* _What you should do_
For each line of the listing that includes the word "data", show the whole line.

-------- Records provided

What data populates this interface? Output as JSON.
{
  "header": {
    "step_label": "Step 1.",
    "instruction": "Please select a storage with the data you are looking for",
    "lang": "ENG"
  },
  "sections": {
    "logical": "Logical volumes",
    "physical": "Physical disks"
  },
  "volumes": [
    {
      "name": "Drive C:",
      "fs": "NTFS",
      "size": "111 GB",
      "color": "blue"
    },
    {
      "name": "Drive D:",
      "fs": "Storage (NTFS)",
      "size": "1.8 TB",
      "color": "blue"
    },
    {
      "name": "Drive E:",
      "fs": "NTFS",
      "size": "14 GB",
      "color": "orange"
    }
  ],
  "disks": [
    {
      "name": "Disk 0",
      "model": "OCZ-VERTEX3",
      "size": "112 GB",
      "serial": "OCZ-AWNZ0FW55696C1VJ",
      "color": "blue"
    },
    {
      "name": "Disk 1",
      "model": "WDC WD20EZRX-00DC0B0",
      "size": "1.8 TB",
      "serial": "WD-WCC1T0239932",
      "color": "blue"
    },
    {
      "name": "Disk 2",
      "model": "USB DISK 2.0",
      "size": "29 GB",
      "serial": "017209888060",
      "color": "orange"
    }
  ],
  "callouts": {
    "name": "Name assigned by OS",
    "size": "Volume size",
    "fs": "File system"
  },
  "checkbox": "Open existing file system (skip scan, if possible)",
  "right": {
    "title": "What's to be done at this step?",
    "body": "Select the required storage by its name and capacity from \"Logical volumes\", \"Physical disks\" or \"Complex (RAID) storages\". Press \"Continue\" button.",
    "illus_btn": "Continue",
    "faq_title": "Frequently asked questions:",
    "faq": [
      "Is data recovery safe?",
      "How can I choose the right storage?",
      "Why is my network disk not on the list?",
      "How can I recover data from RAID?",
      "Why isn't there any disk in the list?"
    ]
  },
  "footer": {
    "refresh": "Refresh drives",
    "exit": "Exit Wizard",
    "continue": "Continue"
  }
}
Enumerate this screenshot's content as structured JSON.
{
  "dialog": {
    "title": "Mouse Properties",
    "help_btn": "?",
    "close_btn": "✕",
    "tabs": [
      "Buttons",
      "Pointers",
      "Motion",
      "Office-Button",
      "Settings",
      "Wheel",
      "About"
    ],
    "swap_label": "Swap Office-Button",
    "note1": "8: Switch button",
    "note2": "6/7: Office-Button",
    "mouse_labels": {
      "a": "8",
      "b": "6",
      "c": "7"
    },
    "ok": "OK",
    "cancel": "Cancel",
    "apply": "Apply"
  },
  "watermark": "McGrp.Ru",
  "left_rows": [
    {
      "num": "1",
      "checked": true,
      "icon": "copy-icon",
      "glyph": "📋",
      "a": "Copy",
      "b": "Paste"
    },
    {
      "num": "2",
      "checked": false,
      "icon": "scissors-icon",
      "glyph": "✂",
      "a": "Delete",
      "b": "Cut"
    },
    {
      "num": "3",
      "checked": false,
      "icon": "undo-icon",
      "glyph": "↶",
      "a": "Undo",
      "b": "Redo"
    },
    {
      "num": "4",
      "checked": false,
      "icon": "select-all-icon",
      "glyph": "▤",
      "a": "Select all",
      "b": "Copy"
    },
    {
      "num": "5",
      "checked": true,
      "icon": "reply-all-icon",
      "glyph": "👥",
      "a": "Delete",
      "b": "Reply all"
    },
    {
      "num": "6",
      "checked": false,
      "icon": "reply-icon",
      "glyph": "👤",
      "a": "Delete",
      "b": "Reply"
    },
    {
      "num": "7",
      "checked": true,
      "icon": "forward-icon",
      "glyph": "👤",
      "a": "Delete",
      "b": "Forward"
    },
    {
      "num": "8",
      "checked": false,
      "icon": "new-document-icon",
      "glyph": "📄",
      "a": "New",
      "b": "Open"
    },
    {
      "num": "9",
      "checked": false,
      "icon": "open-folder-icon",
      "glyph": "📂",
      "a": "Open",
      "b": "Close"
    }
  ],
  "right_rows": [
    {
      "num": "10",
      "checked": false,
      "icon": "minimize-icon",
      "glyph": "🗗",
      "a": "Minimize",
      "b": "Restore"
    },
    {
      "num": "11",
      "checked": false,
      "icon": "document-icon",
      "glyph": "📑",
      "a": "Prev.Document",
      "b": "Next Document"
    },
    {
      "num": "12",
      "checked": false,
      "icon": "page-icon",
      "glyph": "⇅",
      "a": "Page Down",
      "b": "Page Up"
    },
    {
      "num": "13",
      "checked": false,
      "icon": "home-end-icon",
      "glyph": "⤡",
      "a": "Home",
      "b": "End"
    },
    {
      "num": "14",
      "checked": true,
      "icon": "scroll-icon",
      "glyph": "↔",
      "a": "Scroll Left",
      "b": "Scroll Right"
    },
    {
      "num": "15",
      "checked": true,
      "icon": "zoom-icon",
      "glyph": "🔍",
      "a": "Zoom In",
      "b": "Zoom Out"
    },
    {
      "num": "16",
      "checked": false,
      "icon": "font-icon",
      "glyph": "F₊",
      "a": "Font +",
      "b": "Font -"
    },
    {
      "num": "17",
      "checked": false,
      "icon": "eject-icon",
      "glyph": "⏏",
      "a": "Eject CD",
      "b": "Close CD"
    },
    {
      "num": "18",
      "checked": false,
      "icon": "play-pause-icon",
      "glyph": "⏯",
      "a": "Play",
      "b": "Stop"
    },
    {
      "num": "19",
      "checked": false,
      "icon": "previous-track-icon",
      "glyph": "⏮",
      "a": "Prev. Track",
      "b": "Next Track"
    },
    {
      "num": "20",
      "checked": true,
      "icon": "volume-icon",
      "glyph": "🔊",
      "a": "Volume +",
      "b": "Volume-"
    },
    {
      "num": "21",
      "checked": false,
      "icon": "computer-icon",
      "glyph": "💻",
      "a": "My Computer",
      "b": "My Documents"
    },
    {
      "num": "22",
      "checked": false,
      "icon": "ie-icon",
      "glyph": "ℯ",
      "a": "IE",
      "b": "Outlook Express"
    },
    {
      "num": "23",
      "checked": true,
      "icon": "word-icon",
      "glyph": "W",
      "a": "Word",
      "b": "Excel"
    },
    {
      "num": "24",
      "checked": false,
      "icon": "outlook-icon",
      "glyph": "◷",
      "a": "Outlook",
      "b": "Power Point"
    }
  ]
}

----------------

* _Task answer_
What data populates this interface? Output as JSON.
    "instruction": "Please select a storage with the data you are looking for",
      "Is data recovery safe?",
      "How can I recover data from RAID?",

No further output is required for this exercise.